Top 20 Motivation Hacks – An Overview. From website – zenhabits. net
For the last two weeks I’ve been posting the Top 20 Motivation Hacks, one by one. These are the tips and tricks that, if used in combination, are a nearly sure way to achieve your goals.
Achieving goals is not a matter of having “discipline”. It’s a matter of motivating yourself, and keeping your focus on your goal. Follow these hacks, or any combination of them that works for you, and you should have the motivation and focus you need.
Here they are, in reverse order (links take you to more on each):
#20: Chart Your Progress. Recently I posted about how I created a chart to track my progress with each of my goals. This chart is not just for information purposes, for me to look back and see how I’m doing. It’s to motivate me to keep up with my goals. If I’m diligent about checking my chart every day, and marking dots or “x”s, then I will want to make sure I fill it with dots. I will think to myself, “I better do this today if I want to mark a dot.” Well, that’s a small motivation, but it helps, trust me. Some people prefer to use gold stars. Others have a training log, which works just as well. Or try Joe’s Goals. However you do it, track your progress, and allow yourself a bit of pride each time you give yourself a good mark.
Now, you will have some bad marks on your chart. That’s OK. Don’t let a few bad marks stop you from continuing. Strive instead to get the good marks next time.
#19: Hold Yourself Back. When I start with a new exercise program, or any new goal really, I am rarin’ to go. I am full of excitement, and my enthusiasm knows no boundaries. Nor does my sense of self-limitation. I think I can do anything. It’s not long before I learn that I do have limitations, and my enthusiasm begins to wane.
Well, a great motivator that I’ve
learned is that when you have so much energy at the beginning of a program, and want to go all out – HOLD BACK. Don’t let yourself do everything you want to do. Only let yourself do 50-75 percent of what you want to do. And plan out a course of action where you slowly increase over time. For example, if I want to go running, I might think I can run 3 miles at first. But instead of letting myself do that, I start by only running a mile. When I’m doing that mile, I’ll be telling myself that I can do more! But I don’t let myself. After that workout, I’ll be looking forward to the next workout, when I’ll let myself do 1.5 miles. I keep that energy reined in, harness it, so that I can ride it even further.
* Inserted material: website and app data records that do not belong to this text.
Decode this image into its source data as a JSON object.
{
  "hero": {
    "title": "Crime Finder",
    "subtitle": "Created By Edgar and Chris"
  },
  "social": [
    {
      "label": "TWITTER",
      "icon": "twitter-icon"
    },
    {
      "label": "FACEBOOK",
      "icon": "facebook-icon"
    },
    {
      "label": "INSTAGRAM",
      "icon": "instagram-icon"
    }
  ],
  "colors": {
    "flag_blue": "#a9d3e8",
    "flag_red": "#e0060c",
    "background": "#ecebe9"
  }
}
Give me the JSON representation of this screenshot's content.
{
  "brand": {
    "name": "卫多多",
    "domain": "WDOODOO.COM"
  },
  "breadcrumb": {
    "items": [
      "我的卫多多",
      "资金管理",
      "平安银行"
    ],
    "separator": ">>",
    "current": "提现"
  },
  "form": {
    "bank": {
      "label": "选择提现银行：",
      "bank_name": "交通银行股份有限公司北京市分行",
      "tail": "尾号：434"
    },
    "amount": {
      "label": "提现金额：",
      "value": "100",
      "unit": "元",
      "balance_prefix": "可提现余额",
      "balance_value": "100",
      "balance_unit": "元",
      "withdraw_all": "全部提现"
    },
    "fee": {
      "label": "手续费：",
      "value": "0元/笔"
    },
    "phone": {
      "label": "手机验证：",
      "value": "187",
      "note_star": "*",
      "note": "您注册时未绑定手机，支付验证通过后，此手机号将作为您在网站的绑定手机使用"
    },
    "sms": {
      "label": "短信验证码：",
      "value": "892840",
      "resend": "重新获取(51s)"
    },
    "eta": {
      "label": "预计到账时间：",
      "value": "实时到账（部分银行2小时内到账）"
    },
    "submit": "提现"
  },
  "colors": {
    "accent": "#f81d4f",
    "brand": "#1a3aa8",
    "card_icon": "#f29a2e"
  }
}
#18: Join an online (or off-line) group to help keep you focused and motivated. When I started to run, more than a year ago, I joined a few different forums, at different times, on different sites, such as Men’s Health (the Belly-Off Runner’s Club), Runner’s World, Cool Running, and the running group at About. com. I did the same when I was quitting smoking.
Each time I joined a forum, it helped keep me on track. Not only did I meet a bunch of other people who were either going through what I was going through or who had already been through it, I would report my progress (and failures) as I went along. They were there for great advice, for moral support, to help keep me going when I wanted to stop.
#17: Post a picture of your goal someplace visible – near your desk or on your refrigerator, for example.